First impression on unpacking the Q702 test unit was the solid feel and clean, minimalist styling.
- — 03 October, 2003 10:14
- Why choose an inkjet over a laser printer?
- What's an inkjet?
- Printer specifications
- Which inkjet model is right for me?
- Photo printers
- Multifunction devices
- Other considerations: Printer consumables
Other considerations: Printer consumables
The biggest contributor to the running costs of an inkjet printer is the replacement of consumables.
Ink costs money and will run out quickly, depending on what you're printing and the size of the cartridge being used. Generally, an inkjet cartridge will yield 300 to 800 pages per cartridge, but some inexpensive printers may require cartridges every 50 to 100 pages - the size of the paper tray.
Before handing over the cash, ask how much the replacement ink cartridges cost and how many pages each cartridge can print.
Prices range from around $13 for a black ink cartridge up to $80 for a colour photo inkjet cartridge.
In particular, look out for the cost of colour ink refills. A disadvantage of many colour printers is that when a single ink cartridge runs low, you have to replace the entire colour cartridge. With six or more colours to a cartridge, this problem becomes even more pronounced.
Some printers offer separate cartridges for each colour, so you can replace individual colours as and when necessary. This can result in a small saving in ink costs, even if the individual cartridges often cost comparatively more than a single set.

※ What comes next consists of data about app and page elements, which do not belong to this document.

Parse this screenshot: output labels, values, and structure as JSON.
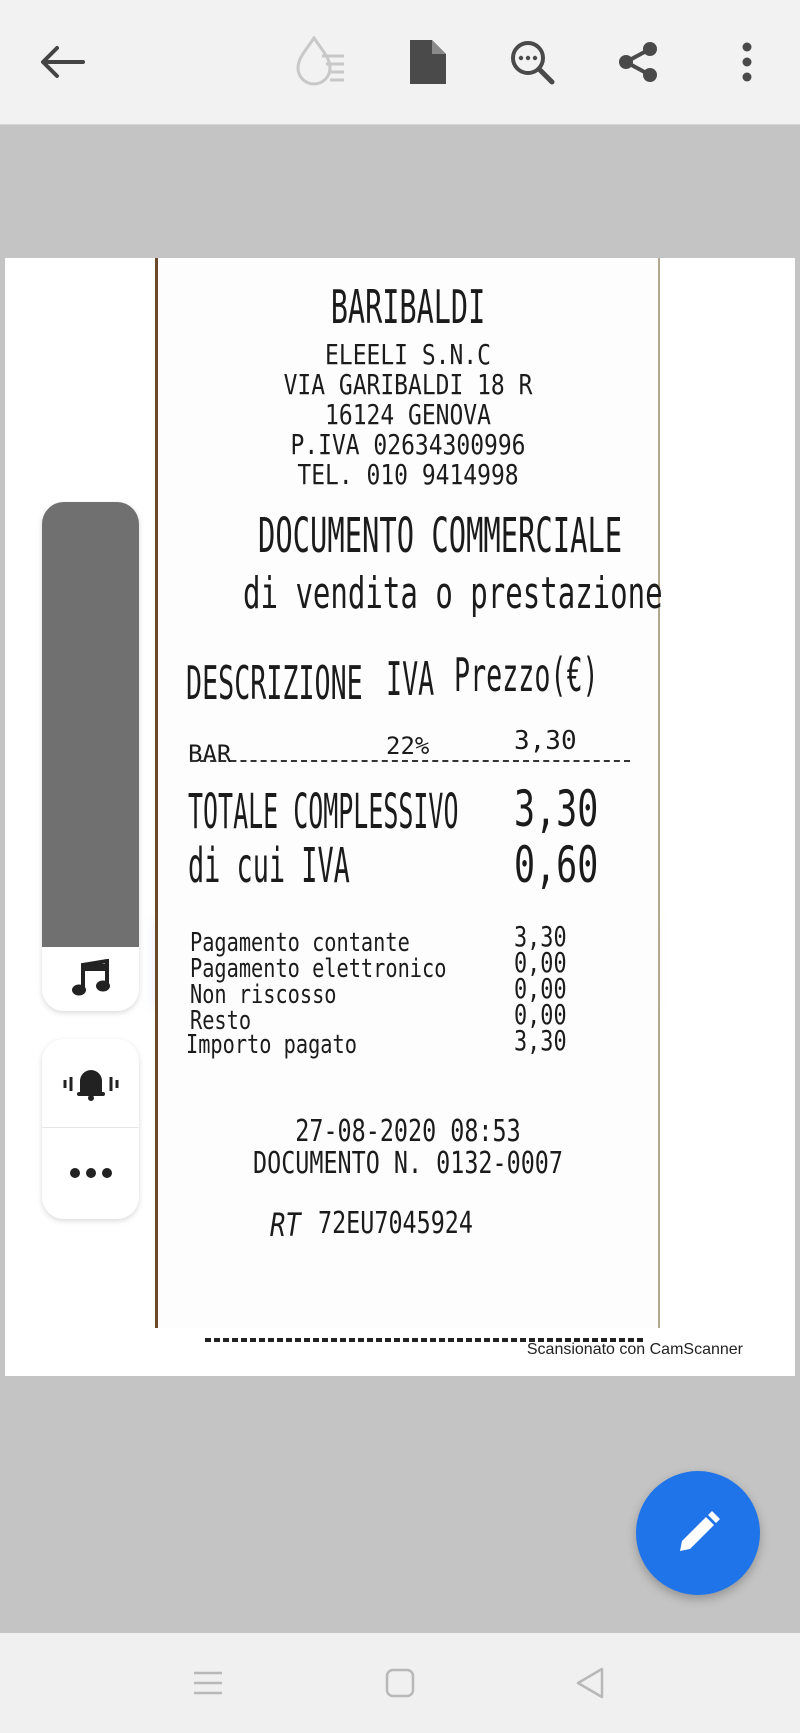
{
  "toolbar": {
    "icons": [
      "back-arrow-icon",
      "watermark-drop-icon",
      "document-icon",
      "search-more-icon",
      "share-icon",
      "more-vert-icon"
    ]
  },
  "receipt": {
    "shop_name": "BARIBALDI",
    "company": "ELEELI S.N.C",
    "address": "VIA GARIBALDI 18 R",
    "city": "16124 GENOVA",
    "vat_number": "P.IVA 02634300996",
    "phone": "TEL. 010 9414998",
    "doc_title": "DOCUMENTO COMMERCIALE",
    "doc_subtitle": "di vendita o prestazione",
    "col_description": "DESCRIZIONE",
    "col_vat": "IVA",
    "col_price": "Prezzo(€)",
    "item": {
      "name": "BAR",
      "vat": "22%",
      "price": "3,30"
    },
    "total_label": "TOTALE COMPLESSIVO",
    "total_value": "3,30",
    "vat_label": "di cui IVA",
    "vat_value": "0,60",
    "payments": [
      {
        "label": "Pagamento contante",
        "value": "3,30"
      },
      {
        "label": "Pagamento elettronico",
        "value": "0,00"
      },
      {
        "label": "Non riscosso",
        "value": "0,00"
      },
      {
        "label": "Resto",
        "value": "0,00"
      },
      {
        "label": "Importo pagato",
        "value": "3,30"
      }
    ],
    "datetime": "27-08-2020  08:53",
    "doc_number": "DOCUMENTO N. 0132-0007",
    "rt_code": "72EU7045924",
    "rt_prefix": "RT"
  },
  "watermark": "Scansionato con CamScanner",
  "side_panel": {
    "icons": [
      "music-note-icon",
      "vibrate-bell-icon",
      "more-horiz-icon"
    ]
  },
  "fab": {
    "icon": "edit-pencil-icon",
    "color": "#1e74e8"
  },
  "navbar": {
    "icons": [
      "recents-icon",
      "home-icon",
      "back-triangle-icon"
    ]
  }
}
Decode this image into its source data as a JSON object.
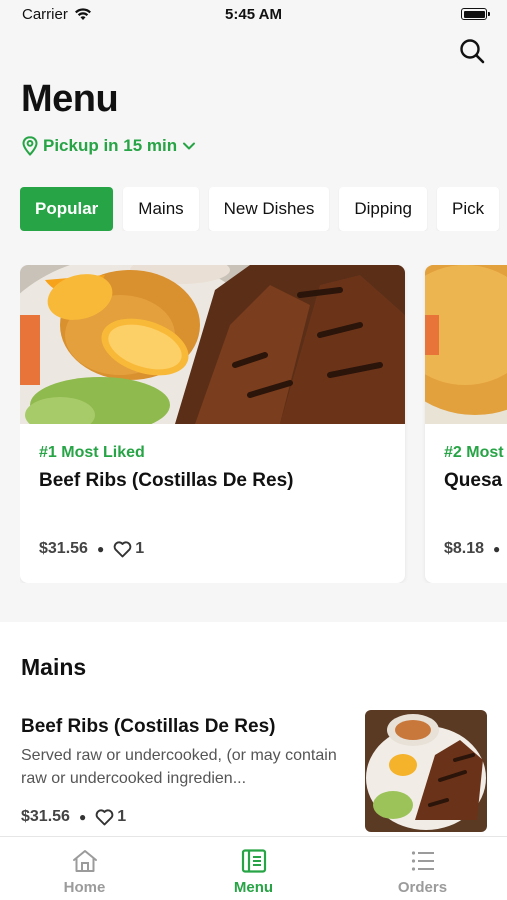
{
  "status_bar": {
    "carrier": "Carrier",
    "time": "5:45 AM"
  },
  "header": {
    "title": "Menu",
    "pickup": "Pickup in 15 min"
  },
  "colors": {
    "accent": "#27a445"
  },
  "tabs": [
    {
      "label": "Popular",
      "active": true
    },
    {
      "label": "Mains",
      "active": false
    },
    {
      "label": "New Dishes",
      "active": false
    },
    {
      "label": "Dipping",
      "active": false
    },
    {
      "label": "Pick",
      "active": false
    }
  ],
  "featured": [
    {
      "rank": "#1 Most Liked",
      "name": "Beef Ribs (Costillas De Res)",
      "price": "$31.56",
      "likes": "1"
    },
    {
      "rank": "#2 Most",
      "name": "Quesa",
      "price": "$8.18",
      "likes": ""
    }
  ],
  "mains": {
    "title": "Mains",
    "items": [
      {
        "name": "Beef Ribs (Costillas De Res)",
        "description": "Served raw or undercooked, (or may contain raw or undercooked ingredien...",
        "price": "$31.56",
        "likes": "1"
      }
    ]
  },
  "tabbar": [
    {
      "label": "Home",
      "icon": "home-icon"
    },
    {
      "label": "Menu",
      "icon": "menu-book-icon",
      "active": true
    },
    {
      "label": "Orders",
      "icon": "list-icon"
    }
  ]
}
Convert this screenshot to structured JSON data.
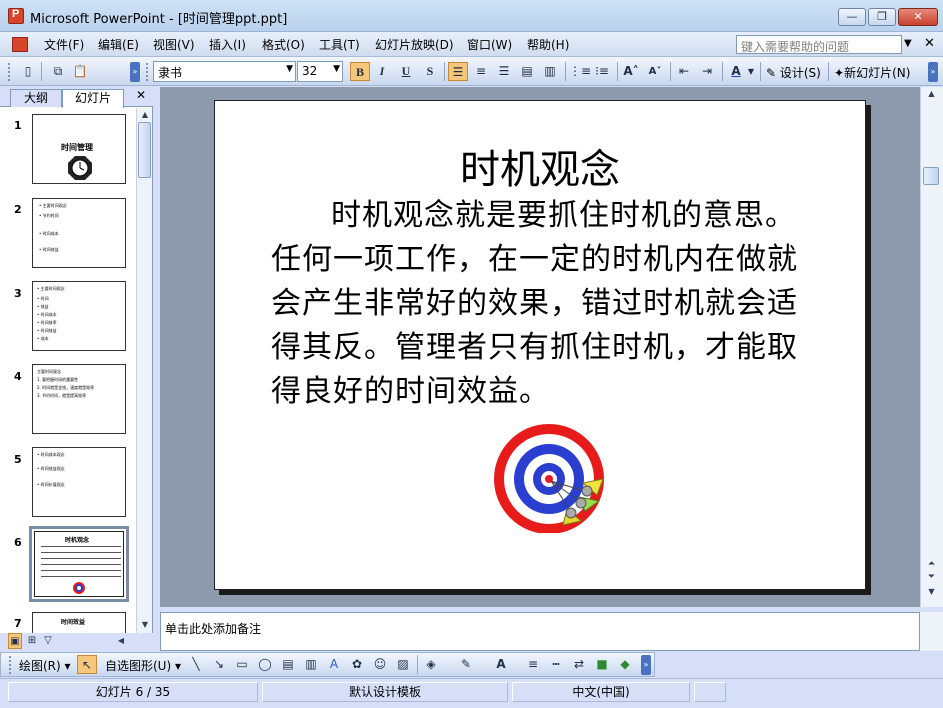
{
  "window": {
    "title": "Microsoft PowerPoint - [时间管理ppt.ppt]",
    "min_glyph": "—",
    "max_glyph": "❐",
    "close_glyph": "✕"
  },
  "menu": {
    "items": [
      "文件(F)",
      "编辑(E)",
      "视图(V)",
      "插入(I)",
      "格式(O)",
      "工具(T)",
      "幻灯片放映(D)",
      "窗口(W)",
      "帮助(H)"
    ],
    "help_placeholder": "键入需要帮助的问题",
    "close_glyph": "✕"
  },
  "toolbar": {
    "font_name": "隶书",
    "font_size": "32",
    "bold": "B",
    "italic": "I",
    "underline": "U",
    "shadow": "S",
    "design_label": "设计(S)",
    "new_slide_label": "新幻灯片(N)"
  },
  "left_pane": {
    "tabs": [
      "大纲",
      "幻灯片"
    ],
    "close_glyph": "✕",
    "thumbnails": [
      {
        "num": "1",
        "lines": [
          "时间管理"
        ]
      },
      {
        "num": "2",
        "lines": [
          "• 主要时间观念",
          "• 节约时间",
          "• 时间成本",
          "• 时间效益"
        ]
      },
      {
        "num": "3",
        "lines": [
          "• 主要时间观念",
          "• 时间",
          "• 效益",
          "• 时间成本",
          "• 时间效率",
          "• 时间效益",
          "• 成本"
        ]
      },
      {
        "num": "4",
        "lines": [
          "主要时间观念",
          "1. 要把握时间的重要性",
          "2. 时间就是金钱，速度就是效率",
          "3. 节约时间，就是提高效率"
        ]
      },
      {
        "num": "5",
        "lines": [
          "• 时间成本观念",
          "• 时间效益观念",
          "• 时间价值观念"
        ]
      },
      {
        "num": "6",
        "lines": [
          "时机观念"
        ]
      },
      {
        "num": "7",
        "lines": [
          "时间效益"
        ]
      }
    ]
  },
  "slide": {
    "title": "时机观念",
    "body": "时机观念就是要抓住时机的意思。任何一项工作，在一定的时机内在做就会产生非常好的效果，错过时机就会适得其反。管理者只有抓住时机，才能取得良好的时间效益。"
  },
  "notes": {
    "placeholder": "单击此处添加备注"
  },
  "drawing_toolbar": {
    "draw_label": "绘图(R)",
    "autoshape_label": "自选图形(U)"
  },
  "status": {
    "slide_info": "幻灯片 6 / 35",
    "template": "默认设计模板",
    "language": "中文(中国)"
  },
  "colors": {
    "accent_active": "#f6c77b",
    "target_red": "#e81b1b",
    "target_blue": "#2a3fd0"
  }
}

Inkjet and printer toner cartridges have joined the ranks of counterfeit Rolex wristwatches and fake Nike sneakers. Around the world, Canon, Epson, Lexmark, and other leading ink makers are battling a rise in counterfeiters that are selling phoney ink packaged as the real thing.
It is important to note that fake cartridges should not be confused with third-party products, which are clearly labelled as such and are compatible with various name-brand printers.
Determining what is genuine at the time of purchase it difficult. If you do happen to buy the counterfeit product, the result is often leaky cartridges, poor quality printouts, fewer printouts per cartridge, dried up print heads and potential damage to printers.
The best bet to reduce your odds of getting stuck with a bogus cartridge is to buy only from authorised resellers.
Photo printer buyers also need to consider the quality and cost of the paper they intend to print on. The type of paper you use to print photographs will greatly affect the quality of the output.
Photo quality or glossy paper is best for optimum results when printing full-colour photographs; indeed, printing full-colour photographs on plain paper in standard mode will generally soak the page and curl it, resulting in a virtually unusable printout - not to mention a huge waste of ink.
There's a wide range of photo paper styles and accessories on the market: premium, glossy, coated, transparency paper/film, banner paper and T-shirt transfers. Different sizes area available, including panoramic and 6x4in.
A problem that plagued early photo papers was fading over time. To offset this, some paper manufacturers have introduced archival quality papers which, when used in conjunction with pigment-based inks, guarantee the colour-fastness of an image for a number of years (HP claims its photo paper is fade-resistant for up to 65 years, for example).
If you are keen to keep your photos for a long time, you may need to invest in these high-grade accessories to ensure the longevity of those prints. Most manufacturers mark on the paper packaging what type of printing the stock is suitable for, so check to ensure that the paper is fade-resistant, or colourfast.
On a final note: we recommend you use paper and ink cartridges made by the same manufacturer, to ensure the optimum quality of your pics. Printer manufacturers often develop specific types of ink to work on various styles of paper. In tests of inkjet photo printers, PC World found using the same type of consumables as the printer gave the best image printing results overall. When we tried using HP photo quality paper in Epson and Canon printers, and vice versa, we found results were well below par (splotchiness and poor ink absorption were two drawbacks).
Cartridge duty cycle ratings
Printer manufacturers give their products cartridge duty cycle ratings to indicate how many pages users can expect to print on average from a single cartridge. These can be a good way for consumers to compare the lifespan of ink cartridges across different types of printer models from the same printer manufacturer.
The cartridge duty cycle figure is usually displayed in the following way: 130 pages at 5 per cent coverage. While the first figure is self-explanatory (number of pages), the second figure could cause some confusion. What the manufacturer is referring to is the approximate percentage of the page the ink should cover in order to be able to last for the number of pages specified.
It's important to be aware that if you are planning on using the printer to print colour brochures or documents which feature a lot of thick, black text, your ink usage will be much higher than what is suggested by the manufacturer's rating. After all, 5 to 15 per cent coverage, which is what is commonly referred to by manufacturers in their duty cycle ratings, is a small amount of ink to a page. Users with more demanding printing needs can expect to replace the cartridge well before they reach the number of pages stated in the duty cycle rating.